Academy,  1 (1869–70), 258–59.

[Review of Outlines of Comparative Anatomy, by Carl Gegenbaur]  [1/2]

George Rolleston


Review, Serial

Publications reviewed:

Gegenbaur 1870


Comparative Anatomy, Darwinism, Biology, Morphology, History of Science, Historiography, Naturphilosophie, Animal Development, Microscopy, Nomenclature, Spontaneous Generation, Controversy

    In comparing this second edition of Carl Gegenbaur's book with the first edition published in 1859, Rolleston remarks on 'the influence which our great English writer on Biology [Charles R Darwin] has exercised in the course of the decennium just ended'. Notes the 'increasing hold which the study of morphology is obtaining on the minds, not only of experts and specialists, but of thinkers generally', and then surveys the 'varying fortunes of the study of Comparative Anatomy' from before Aristotle to the present day. (258) The theory of development of Jean-Baptiste P A de Monet, chevalier de Lamarck, is 'much better based than any of the similar theories' adumbrated by the German school of Naturphilosophie, and since the publication of Darwin 1859 there has been a 'rehabilitation of the doctrine of the mutability of species after a half century of exile and ignominy'. Also welcomes 'the convenient nomenclature of Haeckel [...] with which the English ear has at last been made so familiar', but complains that in Gegenbaur's book there is 'no reference to the works of Mr. Herbert Spencer'. Gegenbaur's admission that spontaneous generation cannot be disproved is 'not without importance at the present juncture of the controversy between the Panspermists as represented by Pasteur, and their opponents just reinforced by the accession to their ranks of Dr. Charlton Bastian'. (259)

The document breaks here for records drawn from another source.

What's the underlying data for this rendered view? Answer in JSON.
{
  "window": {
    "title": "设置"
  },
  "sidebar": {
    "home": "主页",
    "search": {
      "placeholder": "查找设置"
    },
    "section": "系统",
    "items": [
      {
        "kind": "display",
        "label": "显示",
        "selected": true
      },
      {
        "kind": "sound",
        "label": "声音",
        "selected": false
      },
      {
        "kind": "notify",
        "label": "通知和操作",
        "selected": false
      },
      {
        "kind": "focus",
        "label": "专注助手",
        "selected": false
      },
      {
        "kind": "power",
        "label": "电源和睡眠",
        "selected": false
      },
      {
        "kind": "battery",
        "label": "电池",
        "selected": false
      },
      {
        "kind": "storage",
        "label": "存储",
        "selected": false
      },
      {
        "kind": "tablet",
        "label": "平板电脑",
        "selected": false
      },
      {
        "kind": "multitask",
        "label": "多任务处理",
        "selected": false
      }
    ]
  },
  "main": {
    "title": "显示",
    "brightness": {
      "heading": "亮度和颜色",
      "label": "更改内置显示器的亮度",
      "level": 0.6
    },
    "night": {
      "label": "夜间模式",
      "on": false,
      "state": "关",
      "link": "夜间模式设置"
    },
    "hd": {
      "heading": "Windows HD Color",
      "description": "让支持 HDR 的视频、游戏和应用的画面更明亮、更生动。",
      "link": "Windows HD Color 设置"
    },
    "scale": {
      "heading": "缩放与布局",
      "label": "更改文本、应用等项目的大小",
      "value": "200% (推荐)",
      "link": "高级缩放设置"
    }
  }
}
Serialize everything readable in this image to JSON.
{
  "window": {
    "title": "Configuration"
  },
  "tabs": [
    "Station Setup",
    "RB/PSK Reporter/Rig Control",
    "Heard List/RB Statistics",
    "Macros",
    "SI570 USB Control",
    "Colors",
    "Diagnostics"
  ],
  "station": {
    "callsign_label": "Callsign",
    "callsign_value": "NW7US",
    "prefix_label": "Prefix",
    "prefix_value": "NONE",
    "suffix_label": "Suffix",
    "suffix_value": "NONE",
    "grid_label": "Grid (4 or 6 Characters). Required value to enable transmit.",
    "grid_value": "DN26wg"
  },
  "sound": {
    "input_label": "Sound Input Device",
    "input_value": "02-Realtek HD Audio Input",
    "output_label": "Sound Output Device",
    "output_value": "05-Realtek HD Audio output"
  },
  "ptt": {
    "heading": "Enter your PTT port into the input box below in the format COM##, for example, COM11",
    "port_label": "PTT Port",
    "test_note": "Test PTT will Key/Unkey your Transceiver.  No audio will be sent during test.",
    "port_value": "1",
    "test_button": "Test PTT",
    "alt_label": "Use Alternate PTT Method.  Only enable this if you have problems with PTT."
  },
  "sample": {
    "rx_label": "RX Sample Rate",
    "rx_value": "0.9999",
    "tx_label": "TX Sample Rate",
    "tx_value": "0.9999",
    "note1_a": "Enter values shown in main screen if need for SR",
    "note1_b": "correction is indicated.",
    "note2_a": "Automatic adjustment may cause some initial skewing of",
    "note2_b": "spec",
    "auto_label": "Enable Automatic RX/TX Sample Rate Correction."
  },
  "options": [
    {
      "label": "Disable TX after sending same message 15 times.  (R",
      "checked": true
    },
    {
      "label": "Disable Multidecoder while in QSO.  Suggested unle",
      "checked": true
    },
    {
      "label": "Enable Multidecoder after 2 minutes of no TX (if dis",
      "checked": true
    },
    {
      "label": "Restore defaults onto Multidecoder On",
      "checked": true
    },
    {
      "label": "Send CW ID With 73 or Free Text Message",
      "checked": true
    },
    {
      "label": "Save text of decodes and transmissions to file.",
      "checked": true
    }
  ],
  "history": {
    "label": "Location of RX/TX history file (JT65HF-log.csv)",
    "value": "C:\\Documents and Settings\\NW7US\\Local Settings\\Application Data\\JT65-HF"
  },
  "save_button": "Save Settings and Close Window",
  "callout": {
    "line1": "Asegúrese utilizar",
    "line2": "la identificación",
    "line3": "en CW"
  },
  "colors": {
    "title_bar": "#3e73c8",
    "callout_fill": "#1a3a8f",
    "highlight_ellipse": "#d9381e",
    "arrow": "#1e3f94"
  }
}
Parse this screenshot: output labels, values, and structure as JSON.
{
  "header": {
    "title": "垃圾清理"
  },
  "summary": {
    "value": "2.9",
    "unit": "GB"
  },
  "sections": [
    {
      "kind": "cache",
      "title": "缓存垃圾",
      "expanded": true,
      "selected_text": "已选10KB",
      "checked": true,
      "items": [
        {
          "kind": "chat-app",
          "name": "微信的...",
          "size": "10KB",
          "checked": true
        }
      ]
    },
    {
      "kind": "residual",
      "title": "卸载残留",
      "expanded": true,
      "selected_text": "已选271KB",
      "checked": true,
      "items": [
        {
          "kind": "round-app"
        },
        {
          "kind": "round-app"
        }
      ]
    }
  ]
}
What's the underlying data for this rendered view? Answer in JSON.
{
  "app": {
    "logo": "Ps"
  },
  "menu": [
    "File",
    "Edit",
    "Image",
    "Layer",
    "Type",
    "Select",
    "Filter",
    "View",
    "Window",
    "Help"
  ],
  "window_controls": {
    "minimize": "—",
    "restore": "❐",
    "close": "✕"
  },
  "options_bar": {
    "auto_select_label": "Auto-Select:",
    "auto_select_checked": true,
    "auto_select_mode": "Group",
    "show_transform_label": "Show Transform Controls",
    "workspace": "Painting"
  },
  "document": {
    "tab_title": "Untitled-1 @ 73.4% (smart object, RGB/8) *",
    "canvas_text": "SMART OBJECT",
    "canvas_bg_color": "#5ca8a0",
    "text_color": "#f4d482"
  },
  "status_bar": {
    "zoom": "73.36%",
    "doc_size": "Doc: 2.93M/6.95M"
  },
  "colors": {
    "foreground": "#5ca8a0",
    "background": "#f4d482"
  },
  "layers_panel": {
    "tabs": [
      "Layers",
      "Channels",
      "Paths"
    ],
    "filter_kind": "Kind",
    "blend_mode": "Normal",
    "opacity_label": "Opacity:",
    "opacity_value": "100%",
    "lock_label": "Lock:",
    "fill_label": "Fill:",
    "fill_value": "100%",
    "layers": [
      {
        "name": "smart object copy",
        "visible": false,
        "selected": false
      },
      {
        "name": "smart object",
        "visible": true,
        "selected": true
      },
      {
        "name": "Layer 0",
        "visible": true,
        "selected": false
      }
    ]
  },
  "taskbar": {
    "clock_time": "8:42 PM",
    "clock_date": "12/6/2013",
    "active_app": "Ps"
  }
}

© Science in the Nineteenth-Century Periodical Project, Universities of Leeds and Sheffield, 2005 - 2020

Printed from Science in the Nineteenth-Century Periodical: An Electronic Index, v. 4.0, The Digital Humanities Institute <> [accessed ]